A Lean Guy Watches Moneyball
When it first came out, I was a big fan of Michael Lewis' book Moneyball: The Art of Winning an Unfair Game about the Oakland A's major league baseball team and the unorthodox approach they took to building a team (under the leadership of General Manager Billy Beane). Now that the movie, starring Brad Pitt and Jonah Hill, is out on DVD, I watched it (as the first movie I downloaded to my Kindle Fire) for general enjoyment and with an eye for “Like Lean” concepts that I had remembered from the book.
I'm not a movie reviewer, so you might want to first read Roger Ebert's review and summary of the movie and then I'll give my Lean perspective.
Early on, Beane is frustrated by the conversation of the group of baseball player scouts employed by the team after they lost (as a low payroll team) to the New York Yankees (the highest payroll team) in the 2001 playoffs.
Beane asked, “What's the problem?” and the scouts threw out a lot of solutions – which players they should sign or promote. Beane kept saying that nobody was framing the problem correctly. The problem is that, with their financial constraints, they couldn't afford to find a direct single replacement for Jason Giambi or for Johnny Damon after they were signed away by the Yankees and the Boston Red Sox. The problem wasn't about what player to sign – it was about how to compete differently. The scouts were portrayed as being stuck in the traditional baseball orthodoxy, including discussions of a player having “a good face” or talking about who had “an ugly girlfriend” as if that was an indicator of their baseball success.
As Toyota had to do after World War II, facing a smaller market and a smaller budget, Beane and the A's would have to think differently and compete on different terms. For Toyota, that meant things like mistake proofing, quick changeover, and just in time production. For the Oakland A's, it meant evaluating players on a different basis – relying more on statistics than the traditional approach and valuing some statistics like on base percentage and walks more than baseball traditionally had done.
Needless to say, the baseball traditionalists, including manager Art Howe, didn't like having their orthodoxy challenged, as that was a threat to their way of doing things and it was a threat to their jobs.
One of the scouts confronted Beane and told him he wasn't pr0perly respecting the accumulated experience and intuition of the scouts, that baseball couldn't be run based on pure numbers and science. Do we see this in other industries where we are trying to shake things up with new thinking? Does the old guard say “look, you just don't understand how things work here”? Beane comments at another point that baseball has “medieval management” – which is something you can use to your advantage if you're willing to adapt (“adapt or die” being one of the slogans that Beane threw out at the team).
Beane and his stats-driven special assistant (a composite character named Peter Brand, played by Hill) want Howe to play Scott Hatteberg (a poor defensive first baseman who had a high on-base percentage) over Carlos Pena (a promising young player who fit the more traditional mold). Howe refused to listen to Beane, consistently playing Pena.

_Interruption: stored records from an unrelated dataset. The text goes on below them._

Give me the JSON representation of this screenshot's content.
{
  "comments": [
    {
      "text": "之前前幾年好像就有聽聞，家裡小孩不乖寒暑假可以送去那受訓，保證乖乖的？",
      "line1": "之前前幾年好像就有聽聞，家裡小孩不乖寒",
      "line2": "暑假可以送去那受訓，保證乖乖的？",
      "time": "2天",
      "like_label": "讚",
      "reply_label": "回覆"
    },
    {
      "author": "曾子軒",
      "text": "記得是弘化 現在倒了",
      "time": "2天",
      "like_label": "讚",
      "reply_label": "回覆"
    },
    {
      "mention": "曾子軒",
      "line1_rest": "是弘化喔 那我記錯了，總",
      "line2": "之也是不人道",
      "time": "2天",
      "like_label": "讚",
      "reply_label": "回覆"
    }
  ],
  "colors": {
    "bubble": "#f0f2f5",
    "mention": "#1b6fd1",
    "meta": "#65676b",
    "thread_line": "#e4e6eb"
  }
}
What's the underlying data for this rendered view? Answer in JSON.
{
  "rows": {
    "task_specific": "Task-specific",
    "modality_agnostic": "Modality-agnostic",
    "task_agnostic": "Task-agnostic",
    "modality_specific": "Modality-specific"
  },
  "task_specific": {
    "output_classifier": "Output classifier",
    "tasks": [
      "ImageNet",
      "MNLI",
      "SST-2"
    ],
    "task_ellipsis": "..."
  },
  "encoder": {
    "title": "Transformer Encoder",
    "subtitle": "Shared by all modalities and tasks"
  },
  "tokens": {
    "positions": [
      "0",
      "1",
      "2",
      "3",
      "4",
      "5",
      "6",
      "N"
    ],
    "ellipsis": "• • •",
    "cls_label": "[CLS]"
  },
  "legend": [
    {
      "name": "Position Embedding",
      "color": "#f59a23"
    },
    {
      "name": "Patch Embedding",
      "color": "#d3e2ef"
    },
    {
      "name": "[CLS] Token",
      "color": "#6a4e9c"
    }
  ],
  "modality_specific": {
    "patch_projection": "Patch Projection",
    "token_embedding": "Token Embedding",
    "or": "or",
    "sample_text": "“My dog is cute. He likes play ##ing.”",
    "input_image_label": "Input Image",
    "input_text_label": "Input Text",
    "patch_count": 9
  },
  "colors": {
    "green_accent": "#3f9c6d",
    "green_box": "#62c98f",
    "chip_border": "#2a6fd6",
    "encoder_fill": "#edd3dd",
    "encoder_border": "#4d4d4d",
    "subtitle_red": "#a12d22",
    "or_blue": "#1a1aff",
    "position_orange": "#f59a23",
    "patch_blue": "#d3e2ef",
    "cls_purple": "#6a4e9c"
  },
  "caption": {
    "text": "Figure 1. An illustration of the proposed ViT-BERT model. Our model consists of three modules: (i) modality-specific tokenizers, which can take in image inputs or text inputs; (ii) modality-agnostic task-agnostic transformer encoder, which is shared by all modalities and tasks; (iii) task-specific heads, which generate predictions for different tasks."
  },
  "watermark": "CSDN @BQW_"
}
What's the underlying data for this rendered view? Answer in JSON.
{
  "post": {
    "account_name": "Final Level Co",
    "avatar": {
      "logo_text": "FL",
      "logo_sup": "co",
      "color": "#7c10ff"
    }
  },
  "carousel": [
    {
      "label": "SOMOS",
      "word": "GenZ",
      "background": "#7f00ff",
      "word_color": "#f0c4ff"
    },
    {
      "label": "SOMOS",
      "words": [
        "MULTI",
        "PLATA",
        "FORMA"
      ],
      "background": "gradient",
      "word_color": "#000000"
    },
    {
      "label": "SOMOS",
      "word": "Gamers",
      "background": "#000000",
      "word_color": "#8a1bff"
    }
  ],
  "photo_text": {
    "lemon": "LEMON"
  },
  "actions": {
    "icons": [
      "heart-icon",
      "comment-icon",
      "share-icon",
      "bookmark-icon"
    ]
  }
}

Out of frustration, Beane made a move that could be considered a “forcing function.” Beane couldn't directly make Howe play Hatteberg, so he did what he COULD do – he traded Pena to the Detroit Tigers.
As the A's start winning in 2002, Beane gets more involved in directly coaching the players in this new “Moneyball” approach to the game. Beane tells a group of players in the weight room that “This is a process – it's a process, it's a process.” He's trying to get them to buy into the new process before the results are completely proven (something that should seem familiar to many readers).
This “process” wasn't just a bunch of rah rah motivational talk (although Beane half heartedly tried some of that earlier, when the team was losing a lot). There were guidelines – “standardized work” if you will, including:
- Take more pitches (wear out the pitchers)
- Walk more (just get on base, a walk is as good as a hit)
- Don't steal bases (too risky if you get thrown out)
- Never bunt to advance runners (you're giving away an out for little benefit)
Beane says simply, “get on base, we win.” He had a method and a process, not just a pep talk.
Toward the end of the movie, after the A's lost again in the 2002 playoffs, Boston Red Sox owner John Henry is attempting to hire Beane away from the A's and he tells him that when innovative thinkers challenge the powers that be, those who hold the reins, they “go batshit crazy.”
I think Moneyball, while not a perfect movie, was entertaining and interesting enough, especially if you like baseball. But I think the movie is of particular interest to those who are trying to chip away at the conventional wisdom in an industry.
Have you seen the movie? What was your reaction to it? Check out a post by Chad Walters about Moneyball that makes some similar points and he catches a few things I didn't mention.